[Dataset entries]
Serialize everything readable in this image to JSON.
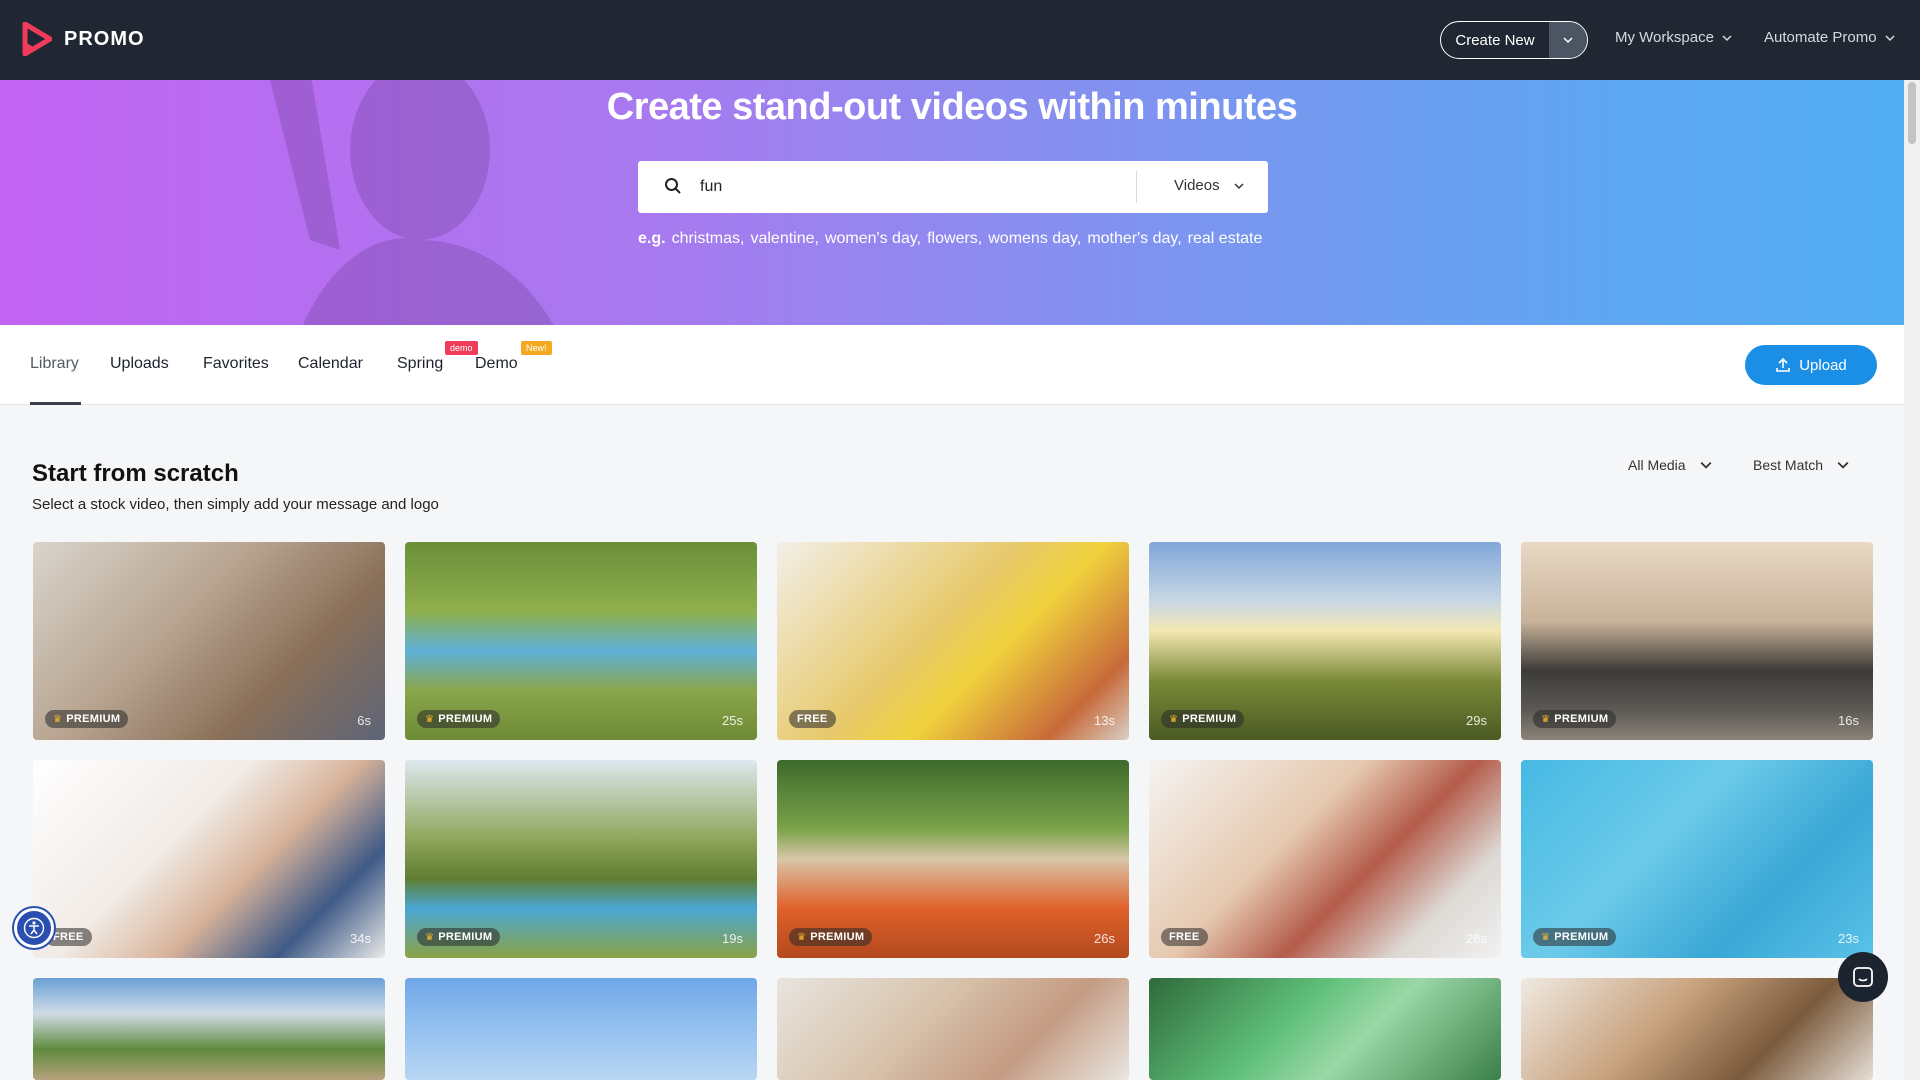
{
  "brand": {
    "name": "PROMO",
    "accent": "#f03c5a"
  },
  "header": {
    "create_new": "Create New",
    "my_workspace": "My Workspace",
    "automate": "Automate Promo"
  },
  "hero": {
    "title": "Create stand-out videos within minutes",
    "search_value": "fun",
    "search_type": "Videos",
    "eg_label": "e.g.",
    "suggestions": [
      "christmas,",
      "valentine,",
      "women's day,",
      "flowers,",
      "womens day,",
      "mother's day,",
      "real estate"
    ]
  },
  "tabs": {
    "library": "Library",
    "uploads": "Uploads",
    "favorites": "Favorites",
    "calendar": "Calendar",
    "spring": "Spring",
    "spring_badge": "demo",
    "demo": "Demo",
    "demo_badge": "New!",
    "upload": "Upload"
  },
  "section": {
    "title": "Start from scratch",
    "subtitle": "Select a stock video, then simply add your message and logo",
    "filter_media": "All Media",
    "filter_sort": "Best Match"
  },
  "cards": [
    {
      "tag": "PREMIUM",
      "dur": "6s",
      "bg": "linear-gradient(135deg,#d9d4cc 0%,#b8a591 40%,#8a6f58 70%,#5d6478 100%)"
    },
    {
      "tag": "PREMIUM",
      "dur": "25s",
      "bg": "linear-gradient(180deg,#6b8e3a 0%,#8fb04c 35%,#5fb0d8 55%,#8aa64a 75%,#6d8a36 100%)"
    },
    {
      "tag": "FREE",
      "dur": "13s",
      "bg": "linear-gradient(135deg,#f3efe9 0%,#e7c96a 45%,#f0d23c 60%,#c86a3a 85%,#d8d0c6 100%)"
    },
    {
      "tag": "PREMIUM",
      "dur": "29s",
      "bg": "linear-gradient(180deg,#7fa7d9 0%,#c9d7e4 30%,#f4e7b2 45%,#7b8a38 70%,#4a5a22 100%)"
    },
    {
      "tag": "PREMIUM",
      "dur": "16s",
      "bg": "linear-gradient(180deg,#e8d8c4 0%,#c9b39a 40%,#3c3b38 65%,#5d5a55 85%,#8a8378 100%)"
    },
    {
      "tag": "FREE",
      "dur": "34s",
      "bg": "linear-gradient(135deg,#ffffff 0%,#f1ebe6 40%,#d8b39a 60%,#3f5a86 80%,#e9e9e9 100%)"
    },
    {
      "tag": "PREMIUM",
      "dur": "19s",
      "bg": "linear-gradient(180deg,#dfe7ee 0%,#8ea65a 40%,#5f7d32 60%,#4aa7d3 75%,#8aa246 100%)"
    },
    {
      "tag": "PREMIUM",
      "dur": "26s",
      "bg": "linear-gradient(180deg,#3d6a2c 0%,#7ba34a 35%,#d8c6a8 50%,#e0602a 75%,#b34a1e 100%)"
    },
    {
      "tag": "FREE",
      "dur": "28s",
      "bg": "linear-gradient(135deg,#f5f3f1 0%,#e5c8ae 40%,#b45b4a 60%,#dcd8d3 80%,#f2f2f2 100%)"
    },
    {
      "tag": "PREMIUM",
      "dur": "23s",
      "bg": "linear-gradient(135deg,#46b9e4 0%,#6ccbea 40%,#3aa7d6 70%,#59c2e8 100%)"
    },
    {
      "tag": "",
      "dur": "",
      "bg": "linear-gradient(180deg,#6aa0d6 0%,#d0dce6 35%,#5f8a3e 70%,#b7a27e 100%)"
    },
    {
      "tag": "",
      "dur": "",
      "bg": "linear-gradient(180deg,#6fa7e8 0%,#9cc6f1 60%,#b8d6f4 100%)"
    },
    {
      "tag": "",
      "dur": "",
      "bg": "linear-gradient(135deg,#e8e4df 0%,#d8c3ac 40%,#c49b82 70%,#e9e6e2 100%)"
    },
    {
      "tag": "",
      "dur": "",
      "bg": "linear-gradient(135deg,#2f6a3a 0%,#5fc07a 40%,#9ad8a6 60%,#3c7f4a 100%)"
    },
    {
      "tag": "",
      "dur": "",
      "bg": "linear-gradient(135deg,#f0eae2 0%,#c8a27e 40%,#7b5a3c 70%,#e6dfd6 100%)"
    }
  ]
}
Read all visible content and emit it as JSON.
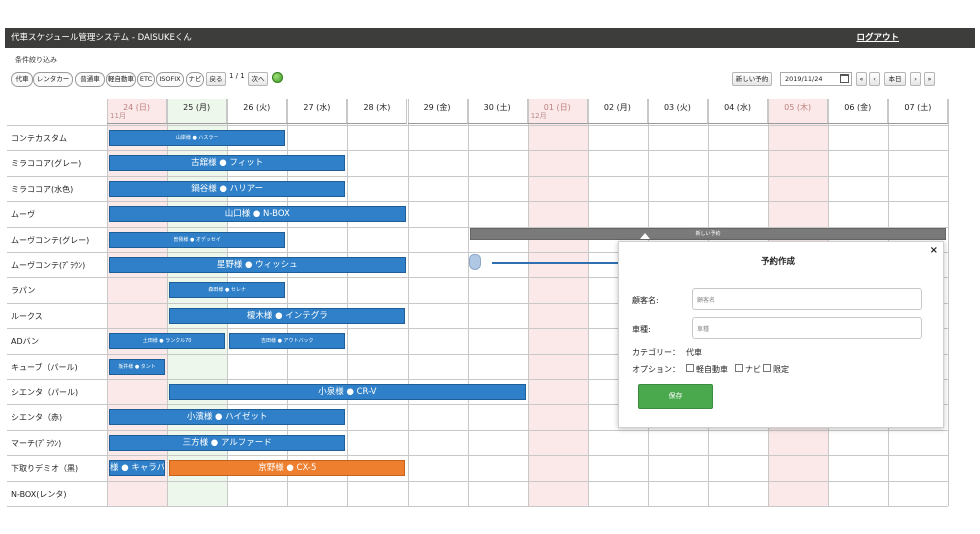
{
  "header": {
    "title": "代車スケジュール管理システム - DAISUKEくん",
    "logout": "ログアウト"
  },
  "filter": {
    "caption": "条件絞り込み",
    "chips": [
      "代車",
      "レンタカー",
      "普通車",
      "軽自動車",
      "ETC",
      "ISOFIX",
      "ナビ"
    ],
    "back": "戻る",
    "page": "1 / 1",
    "next": "次へ"
  },
  "toolbar": {
    "new_reservation": "新しい予約",
    "date_value": "2019/11/24",
    "nav_prev_fast": "«",
    "nav_prev": "‹",
    "today": "本日",
    "nav_next": "›",
    "nav_next_fast": "»"
  },
  "calendar": {
    "days": [
      {
        "label": "24 (日)",
        "month": "11月",
        "kind": "holiday"
      },
      {
        "label": "25 (月)",
        "month": "",
        "kind": "today"
      },
      {
        "label": "26 (火)",
        "month": "",
        "kind": "normal"
      },
      {
        "label": "27 (水)",
        "month": "",
        "kind": "normal"
      },
      {
        "label": "28 (木)",
        "month": "",
        "kind": "normal"
      },
      {
        "label": "29 (金)",
        "month": "",
        "kind": "normal"
      },
      {
        "label": "30 (土)",
        "month": "",
        "kind": "normal"
      },
      {
        "label": "01 (日)",
        "month": "12月",
        "kind": "holiday"
      },
      {
        "label": "02 (月)",
        "month": "",
        "kind": "normal"
      },
      {
        "label": "03 (火)",
        "month": "",
        "kind": "normal"
      },
      {
        "label": "04 (水)",
        "month": "",
        "kind": "normal"
      },
      {
        "label": "05 (木)",
        "month": "",
        "kind": "holiday"
      },
      {
        "label": "06 (金)",
        "month": "",
        "kind": "normal"
      },
      {
        "label": "07 (土)",
        "month": "",
        "kind": "normal"
      }
    ],
    "cars": [
      "コンテカスタム",
      "ミラココア(グレー)",
      "ミラココア(水色)",
      "ムーヴ",
      "ムーヴコンテ(グレー)",
      "ムーヴコンテ(ｱﾞﾗｳﾝ)",
      "ラパン",
      "ルークス",
      "ADバン",
      "キューブ（パール)",
      "シエンタ（パール)",
      "シエンタ（赤)",
      "マーチ(ｱﾞﾗｳﾝ)",
      "下取りデミオ（黒)",
      "N-BOX(レンタ)"
    ],
    "reservations": [
      {
        "row": 0,
        "start": 0,
        "end": 3,
        "label": "山岸様 ● ハスラー",
        "color": "blue",
        "size": "small"
      },
      {
        "row": 1,
        "start": 0,
        "end": 4,
        "label": "古舘様 ● フィット",
        "color": "blue",
        "size": "big"
      },
      {
        "row": 2,
        "start": 0,
        "end": 4,
        "label": "鍋谷様 ● ハリアー",
        "color": "blue",
        "size": "big"
      },
      {
        "row": 3,
        "start": 0,
        "end": 5,
        "label": "山口様 ● N-BOX",
        "color": "blue",
        "size": "big"
      },
      {
        "row": 4,
        "start": 0,
        "end": 3,
        "label": "曽我様 ● オデッセイ",
        "color": "blue",
        "size": "small"
      },
      {
        "row": 4,
        "start": 6,
        "end": 14,
        "label": "新しい予約",
        "color": "gray",
        "size": "small"
      },
      {
        "row": 5,
        "start": 0,
        "end": 5,
        "label": "星野様 ● ウィッシュ",
        "color": "blue",
        "size": "big"
      },
      {
        "row": 6,
        "start": 1,
        "end": 3,
        "label": "森田様 ● セレナ",
        "color": "blue",
        "size": "small"
      },
      {
        "row": 7,
        "start": 1,
        "end": 5,
        "label": "榎木様 ● インテグラ",
        "color": "blue",
        "size": "big"
      },
      {
        "row": 8,
        "start": 0,
        "end": 2,
        "label": "土田様 ● ランクル70",
        "color": "blue",
        "size": "small"
      },
      {
        "row": 8,
        "start": 2,
        "end": 4,
        "label": "吉田様 ● アウトバック",
        "color": "blue",
        "size": "small"
      },
      {
        "row": 9,
        "start": 0,
        "end": 1,
        "label": "坂井様 ● タント",
        "color": "blue",
        "size": "small"
      },
      {
        "row": 10,
        "start": 1,
        "end": 7,
        "label": "小泉様 ● CR-V",
        "color": "blue",
        "size": "big"
      },
      {
        "row": 11,
        "start": 0,
        "end": 4,
        "label": "小濱様 ● ハイゼット",
        "color": "blue",
        "size": "big"
      },
      {
        "row": 12,
        "start": 0,
        "end": 4,
        "label": "三方様 ● アルファード",
        "color": "blue",
        "size": "big"
      },
      {
        "row": 13,
        "start": 0,
        "end": 1,
        "label": "様 ● キャラバン",
        "color": "blue",
        "size": "big"
      },
      {
        "row": 13,
        "start": 1,
        "end": 5,
        "label": "京野様 ● CX-5",
        "color": "orange",
        "size": "big"
      }
    ]
  },
  "modal": {
    "title": "予約作成",
    "close": "×",
    "customer_label": "顧客名:",
    "customer_placeholder": "顧客名",
    "model_label": "車種:",
    "model_placeholder": "車種",
    "category_label": "カテゴリー：",
    "category_value": "代車",
    "option_label": "オプション：",
    "options": [
      "軽自動車",
      "ナビ",
      "限定"
    ],
    "save": "保存"
  },
  "colors": {
    "topbar": "#3d3d3b",
    "reservation_blue": "#2f80c8",
    "reservation_orange": "#ee7f2f",
    "holiday_column": "#fbe9e9",
    "today_column": "#eef7ec",
    "save_green": "#4aa94d"
  },
  "icons": [
    "calendar-icon",
    "status-dot-icon",
    "close-icon",
    "drag-arrow-icon",
    "hand-cursor-icon"
  ]
}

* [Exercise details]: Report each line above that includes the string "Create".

* [Task answer]:
    "create_new": "Create New",
    "title": "Create stand-out videos within minutes",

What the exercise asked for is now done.